Copy out all the data, word for word.
===== Records for processing =====
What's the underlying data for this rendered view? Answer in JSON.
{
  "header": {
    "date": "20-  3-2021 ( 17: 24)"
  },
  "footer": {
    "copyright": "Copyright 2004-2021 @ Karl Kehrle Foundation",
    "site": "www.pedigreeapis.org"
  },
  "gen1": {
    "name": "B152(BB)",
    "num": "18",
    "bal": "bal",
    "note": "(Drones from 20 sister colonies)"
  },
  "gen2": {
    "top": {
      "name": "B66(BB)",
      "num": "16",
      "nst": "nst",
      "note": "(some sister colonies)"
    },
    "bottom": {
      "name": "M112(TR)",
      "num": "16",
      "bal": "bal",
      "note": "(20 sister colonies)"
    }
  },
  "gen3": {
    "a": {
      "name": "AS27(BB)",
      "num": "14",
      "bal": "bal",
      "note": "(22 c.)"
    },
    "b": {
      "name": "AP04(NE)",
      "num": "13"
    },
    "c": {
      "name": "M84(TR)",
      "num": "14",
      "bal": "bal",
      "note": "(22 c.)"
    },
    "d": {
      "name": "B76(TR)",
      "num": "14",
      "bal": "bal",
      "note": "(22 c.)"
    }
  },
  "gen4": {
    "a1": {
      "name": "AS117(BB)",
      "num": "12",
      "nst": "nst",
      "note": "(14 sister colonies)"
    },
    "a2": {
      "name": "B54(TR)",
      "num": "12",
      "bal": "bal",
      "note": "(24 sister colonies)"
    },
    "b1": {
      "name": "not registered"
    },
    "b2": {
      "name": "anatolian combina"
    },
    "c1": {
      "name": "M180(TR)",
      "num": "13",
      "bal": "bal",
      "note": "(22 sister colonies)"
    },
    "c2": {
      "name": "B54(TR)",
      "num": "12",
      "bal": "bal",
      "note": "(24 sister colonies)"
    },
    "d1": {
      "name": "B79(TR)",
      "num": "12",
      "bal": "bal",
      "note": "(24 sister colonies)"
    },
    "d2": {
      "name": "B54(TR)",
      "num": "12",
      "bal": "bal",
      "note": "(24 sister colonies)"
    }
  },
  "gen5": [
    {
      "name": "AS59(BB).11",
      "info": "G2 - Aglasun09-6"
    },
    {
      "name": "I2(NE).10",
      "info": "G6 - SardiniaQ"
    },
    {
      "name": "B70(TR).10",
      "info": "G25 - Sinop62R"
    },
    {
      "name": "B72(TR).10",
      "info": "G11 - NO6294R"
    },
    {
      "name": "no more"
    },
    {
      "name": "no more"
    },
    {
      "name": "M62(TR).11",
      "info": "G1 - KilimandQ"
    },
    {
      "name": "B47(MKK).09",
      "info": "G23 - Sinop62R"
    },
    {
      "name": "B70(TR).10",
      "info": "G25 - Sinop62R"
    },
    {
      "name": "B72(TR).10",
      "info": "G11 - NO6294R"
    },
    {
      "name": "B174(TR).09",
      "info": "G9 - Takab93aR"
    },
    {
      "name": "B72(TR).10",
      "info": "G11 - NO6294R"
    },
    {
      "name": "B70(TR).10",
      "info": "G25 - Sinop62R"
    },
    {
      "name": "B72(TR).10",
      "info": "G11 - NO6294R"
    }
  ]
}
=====
◆ **Response to this task**
What's the underlying data for this rendered view? Answer in JSON.
{
  "header": {
    "date": "20-  3-2021 ( 17: 24)"
  },
  "footer": {
    "copyright": "Copyright 2004-2021 @ Karl Kehrle Foundation",
    "site": "www.pedigreeapis.org"
  },
  "gen1": {
    "name": "B152(BB)",
    "num": "18",
    "bal": "bal",
    "note": "(Drones from 20 sister colonies)"
  },
  "gen2": {
    "top": {
      "name": "B66(BB)",
      "num": "16",
      "nst": "nst",
      "note": "(some sister colonies)"
    },
    "bottom": {
      "name": "M112(TR)",
      "num": "16",
      "bal": "bal",
      "note": "(20 sister colonies)"
    }
  },
  "gen3": {
    "a": {
      "name": "AS27(BB)",
      "num": "14",
      "bal": "bal",
      "note": "(22 c.)"
    },
    "b": {
      "name": "AP04(NE)",
      "num": "13"
    },
    "c": {
      "name": "M84(TR)",
      "num": "14",
      "bal": "bal",
      "note": "(22 c.)"
    },
    "d": {
      "name": "B76(TR)",
      "num": "14",
      "bal": "bal",
      "note": "(22 c.)"
    }
  },
  "gen4": {
    "a1": {
      "name": "AS117(BB)",
      "num": "12",
      "nst": "nst",
      "note": "(14 sister colonies)"
    },
    "a2": {
      "name": "B54(TR)",
      "num": "12",
      "bal": "bal",
      "note": "(24 sister colonies)"
    },
    "b1": {
      "name": "not registered"
    },
    "b2": {
      "name": "anatolian combina"
    },
    "c1": {
      "name": "M180(TR)",
      "num": "13",
      "bal": "bal",
      "note": "(22 sister colonies)"
    },
    "c2": {
      "name": "B54(TR)",
      "num": "12",
      "bal": "bal",
      "note": "(24 sister colonies)"
    },
    "d1": {
      "name": "B79(TR)",
      "num": "12",
      "bal": "bal",
      "note": "(24 sister colonies)"
    },
    "d2": {
      "name": "B54(TR)",
      "num": "12",
      "bal": "bal",
      "note": "(24 sister colonies)"
    }
  },
  "gen5": [
    {
      "name": "AS59(BB).11",
      "info": "G2 - Aglasun09-6"
    },
    {
      "name": "I2(NE).10",
      "info": "G6 - SardiniaQ"
    },
    {
      "name": "B70(TR).10",
      "info": "G25 - Sinop62R"
    },
    {
      "name": "B72(TR).10",
      "info": "G11 - NO6294R"
    },
    {
      "name": "no more"
    },
    {
      "name": "no more"
    },
    {
      "name": "M62(TR).11",
      "info": "G1 - KilimandQ"
    },
    {
      "name": "B47(MKK).09",
      "info": "G23 - Sinop62R"
    },
    {
      "name": "B70(TR).10",
      "info": "G25 - Sinop62R"
    },
    {
      "name": "B72(TR).10",
      "info": "G11 - NO6294R"
    },
    {
      "name": "B174(TR).09",
      "info": "G9 - Takab93aR"
    },
    {
      "name": "B72(TR).10",
      "info": "G11 - NO6294R"
    },
    {
      "name": "B70(TR).10",
      "info": "G25 - Sinop62R"
    },
    {
      "name": "B72(TR).10",
      "info": "G11 - NO6294R"
    }
  ]
}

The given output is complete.